+++ Dataset records +++

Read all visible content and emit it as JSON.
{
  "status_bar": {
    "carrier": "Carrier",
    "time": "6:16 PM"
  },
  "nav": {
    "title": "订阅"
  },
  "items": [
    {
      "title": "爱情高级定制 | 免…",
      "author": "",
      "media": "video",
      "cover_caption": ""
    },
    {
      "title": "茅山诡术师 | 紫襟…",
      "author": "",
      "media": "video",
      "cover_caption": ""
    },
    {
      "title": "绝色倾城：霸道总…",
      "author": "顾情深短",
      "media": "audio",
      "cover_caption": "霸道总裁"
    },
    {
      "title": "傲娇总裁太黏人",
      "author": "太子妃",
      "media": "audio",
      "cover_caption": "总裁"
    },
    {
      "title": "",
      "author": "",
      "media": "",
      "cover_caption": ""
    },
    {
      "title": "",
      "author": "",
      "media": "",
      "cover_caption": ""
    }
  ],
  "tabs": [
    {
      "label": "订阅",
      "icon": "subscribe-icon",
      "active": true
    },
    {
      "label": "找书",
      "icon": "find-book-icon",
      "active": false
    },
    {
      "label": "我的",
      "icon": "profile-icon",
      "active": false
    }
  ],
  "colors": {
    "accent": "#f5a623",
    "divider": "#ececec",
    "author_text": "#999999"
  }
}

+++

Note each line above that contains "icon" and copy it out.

▶ **Completed exercise**:
      "icon": "subscribe-icon",
      "icon": "find-book-icon",
      "icon": "profile-icon",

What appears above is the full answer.